Quote Originally Posted by zenrhino View Post
I'm not sure I agree here. If the equipment you use doesn't produce the result in your brain then of course you're going to think about some other equipment. You're not going to get screaming facemelter guitar solos out of a bajo sexto, even though technically they're still guitars any more than you'd get 15fps sports shots from an 8x10 setup.

But if you want that Sally Mann/Alec Soth/Paul Graham sort of look you're just not going to get it from your dad's hand-me-down OM-10 no matter how good your concept and execution are.

Maybe, just maybe, there's someone who started off saying "Ok, to get that awesome color palate and detail, I have to start off using 4x5/8x10." I've never met one of them, though.

And that's to say nothing of people who rotate through different gear because they're looking for a 35mm/6x6/whatever setup that feels invisible in their hands. People talk about Leicas that way. Could/Should/Would people just accept whatever gear is in their hands and make great photos? Engh. Anyone who's met me knows that I'm not going to be comfortable in a size 36 jeans or size 7 shoes. Why not find something that fits?

Now if/when someone gets to the point where casting about for gear takes the place of making photos? That's another issue, a pathological one that should be remedied with a prescription of one full day off, five rolls of film, and $15 for beers or coffee to be had throughout the day while making photos.
Of course the old "why use a hammer to do a screwdriver's job" still applies- If you want to capture "decisive moment" type shots, or "street" photos, you're not going to get the results you expect with an 11x14 portrait camera. You might surprise yourself with what you do get if you try it with that 11x14, but I think that kind of photography requires a very self-aware photographer who is creatively open to serendipity. And the same goes the other way - if your goal is to make 6-foot tall prints of grand landscapes where you can count the ear-hairs on the deer that happens to wander through the background of the shot, you're not going to get there from here with a 35mm point-and-shoot. But you might make some landscapes that are breathtaking in their own way when printed 5x7 inches.

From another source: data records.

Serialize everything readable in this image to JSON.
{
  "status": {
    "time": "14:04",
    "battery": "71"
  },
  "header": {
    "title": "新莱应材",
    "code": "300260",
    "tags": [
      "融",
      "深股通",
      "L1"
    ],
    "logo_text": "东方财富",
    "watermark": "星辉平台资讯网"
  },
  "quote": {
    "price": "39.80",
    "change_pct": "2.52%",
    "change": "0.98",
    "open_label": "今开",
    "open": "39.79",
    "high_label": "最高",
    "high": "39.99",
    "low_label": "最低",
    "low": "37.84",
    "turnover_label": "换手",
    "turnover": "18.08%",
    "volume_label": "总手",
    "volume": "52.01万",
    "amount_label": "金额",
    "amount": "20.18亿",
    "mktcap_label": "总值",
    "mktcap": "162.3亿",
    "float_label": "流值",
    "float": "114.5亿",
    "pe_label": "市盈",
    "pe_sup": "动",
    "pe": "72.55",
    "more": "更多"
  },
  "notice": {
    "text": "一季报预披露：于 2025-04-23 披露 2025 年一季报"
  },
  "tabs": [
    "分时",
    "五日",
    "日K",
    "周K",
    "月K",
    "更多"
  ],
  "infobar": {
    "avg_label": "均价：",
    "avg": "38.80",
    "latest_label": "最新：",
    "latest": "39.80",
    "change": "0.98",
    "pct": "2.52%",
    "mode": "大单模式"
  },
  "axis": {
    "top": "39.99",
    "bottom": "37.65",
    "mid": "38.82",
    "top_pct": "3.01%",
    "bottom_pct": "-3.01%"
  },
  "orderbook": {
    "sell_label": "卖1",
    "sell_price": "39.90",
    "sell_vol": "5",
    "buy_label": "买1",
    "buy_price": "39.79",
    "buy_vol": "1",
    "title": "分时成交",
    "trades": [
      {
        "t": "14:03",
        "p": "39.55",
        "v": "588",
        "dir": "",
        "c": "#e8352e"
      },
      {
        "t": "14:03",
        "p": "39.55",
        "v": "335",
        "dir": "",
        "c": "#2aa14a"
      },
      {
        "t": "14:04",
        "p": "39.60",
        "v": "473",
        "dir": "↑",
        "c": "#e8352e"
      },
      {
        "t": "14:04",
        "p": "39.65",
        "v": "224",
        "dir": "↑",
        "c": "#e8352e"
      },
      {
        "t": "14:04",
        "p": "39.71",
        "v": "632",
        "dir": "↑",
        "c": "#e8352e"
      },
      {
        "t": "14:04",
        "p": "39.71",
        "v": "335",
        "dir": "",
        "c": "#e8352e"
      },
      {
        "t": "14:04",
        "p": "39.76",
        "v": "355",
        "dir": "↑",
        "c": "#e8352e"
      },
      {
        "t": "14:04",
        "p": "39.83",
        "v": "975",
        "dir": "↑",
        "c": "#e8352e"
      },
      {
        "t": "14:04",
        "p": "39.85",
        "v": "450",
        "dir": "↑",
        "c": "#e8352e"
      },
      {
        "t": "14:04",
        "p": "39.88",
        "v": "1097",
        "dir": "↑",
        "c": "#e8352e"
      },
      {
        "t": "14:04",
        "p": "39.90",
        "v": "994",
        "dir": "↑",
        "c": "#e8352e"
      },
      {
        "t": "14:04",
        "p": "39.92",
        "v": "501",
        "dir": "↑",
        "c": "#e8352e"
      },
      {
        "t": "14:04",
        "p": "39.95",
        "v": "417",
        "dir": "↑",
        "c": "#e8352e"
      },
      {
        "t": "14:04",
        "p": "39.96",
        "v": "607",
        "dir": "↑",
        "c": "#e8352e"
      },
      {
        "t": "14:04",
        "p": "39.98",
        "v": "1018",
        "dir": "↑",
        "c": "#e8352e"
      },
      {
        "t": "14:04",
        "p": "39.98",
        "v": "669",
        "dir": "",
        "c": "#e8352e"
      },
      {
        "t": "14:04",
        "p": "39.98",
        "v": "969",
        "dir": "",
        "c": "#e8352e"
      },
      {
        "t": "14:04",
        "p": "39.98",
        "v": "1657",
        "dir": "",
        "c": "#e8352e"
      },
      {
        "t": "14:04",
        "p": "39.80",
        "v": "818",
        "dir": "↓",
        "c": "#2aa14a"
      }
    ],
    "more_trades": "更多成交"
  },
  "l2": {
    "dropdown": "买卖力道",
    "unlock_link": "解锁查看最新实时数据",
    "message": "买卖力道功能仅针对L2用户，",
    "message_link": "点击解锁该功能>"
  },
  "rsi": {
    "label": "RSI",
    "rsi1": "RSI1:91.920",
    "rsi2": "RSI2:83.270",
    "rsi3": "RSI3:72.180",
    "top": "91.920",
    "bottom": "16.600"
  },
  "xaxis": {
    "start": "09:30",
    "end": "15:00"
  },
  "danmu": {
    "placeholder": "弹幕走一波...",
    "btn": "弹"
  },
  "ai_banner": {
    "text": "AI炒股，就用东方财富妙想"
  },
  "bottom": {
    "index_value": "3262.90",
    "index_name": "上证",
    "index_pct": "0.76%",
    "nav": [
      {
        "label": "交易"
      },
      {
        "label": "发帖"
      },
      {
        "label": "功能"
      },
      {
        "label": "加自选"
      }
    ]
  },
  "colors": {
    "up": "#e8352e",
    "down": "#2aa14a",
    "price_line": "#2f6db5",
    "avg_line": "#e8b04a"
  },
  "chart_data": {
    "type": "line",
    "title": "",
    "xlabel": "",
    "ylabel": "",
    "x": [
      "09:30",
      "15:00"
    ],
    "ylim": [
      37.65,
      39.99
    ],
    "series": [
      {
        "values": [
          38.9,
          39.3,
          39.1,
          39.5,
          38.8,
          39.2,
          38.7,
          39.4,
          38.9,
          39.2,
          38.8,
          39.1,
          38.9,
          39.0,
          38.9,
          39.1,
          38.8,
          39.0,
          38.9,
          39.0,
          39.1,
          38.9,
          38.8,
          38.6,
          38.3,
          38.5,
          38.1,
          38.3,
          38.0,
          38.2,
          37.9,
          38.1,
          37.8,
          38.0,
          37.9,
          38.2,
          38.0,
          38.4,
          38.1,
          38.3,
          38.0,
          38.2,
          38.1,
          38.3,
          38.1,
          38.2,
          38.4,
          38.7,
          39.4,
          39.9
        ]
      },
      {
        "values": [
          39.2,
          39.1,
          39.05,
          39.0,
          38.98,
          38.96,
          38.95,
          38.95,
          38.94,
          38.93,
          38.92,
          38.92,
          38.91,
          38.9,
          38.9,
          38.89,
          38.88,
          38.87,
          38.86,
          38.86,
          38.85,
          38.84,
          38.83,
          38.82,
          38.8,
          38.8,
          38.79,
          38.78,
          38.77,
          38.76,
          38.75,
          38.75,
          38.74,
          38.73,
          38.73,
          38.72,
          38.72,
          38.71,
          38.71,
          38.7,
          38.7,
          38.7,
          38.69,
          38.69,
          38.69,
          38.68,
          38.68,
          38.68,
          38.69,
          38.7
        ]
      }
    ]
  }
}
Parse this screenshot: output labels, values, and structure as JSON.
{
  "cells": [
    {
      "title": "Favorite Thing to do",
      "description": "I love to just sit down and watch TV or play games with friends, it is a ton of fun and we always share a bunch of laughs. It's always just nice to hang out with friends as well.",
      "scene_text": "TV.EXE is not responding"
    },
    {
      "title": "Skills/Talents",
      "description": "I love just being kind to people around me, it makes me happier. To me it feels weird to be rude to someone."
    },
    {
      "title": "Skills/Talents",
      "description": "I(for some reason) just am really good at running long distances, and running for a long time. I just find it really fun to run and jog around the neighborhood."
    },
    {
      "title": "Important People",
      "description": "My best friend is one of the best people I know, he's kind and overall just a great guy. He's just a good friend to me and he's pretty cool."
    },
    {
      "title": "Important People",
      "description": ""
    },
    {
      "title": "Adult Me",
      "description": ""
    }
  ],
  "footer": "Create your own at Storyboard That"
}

What I was specifically addressing in my comment, though, was the mentality of "my pictures will be BETTER if I only have camera/lens/format/tripod abc etc". Your pictures will NOT be more like Ansel Adams' if you go buy an 8x10 field camera and a 14" Commercial Ektar lens. Your pictures won't even necessarily get any better at all if you go buy that 8x10 field camera, unless you use the discipline and rigor such a camera requires to slow down and think about each frame you expose and why you want to expose it and if it's worth committing to film in the first place. And you really ought to be thinking long and hard about why you want your pictures to look like someone else's pictures in the first place. What I wanted to learn from Ansel Adams was rigor and technique; I learned it and added it to my repertoire and moved on. I want any landscape/streetscape/portrait/abstract that I take to look like a Scott Davis, not an Ansel Adams. Call it ego if you want to, but I don't want people to mistake my work for anyone else's.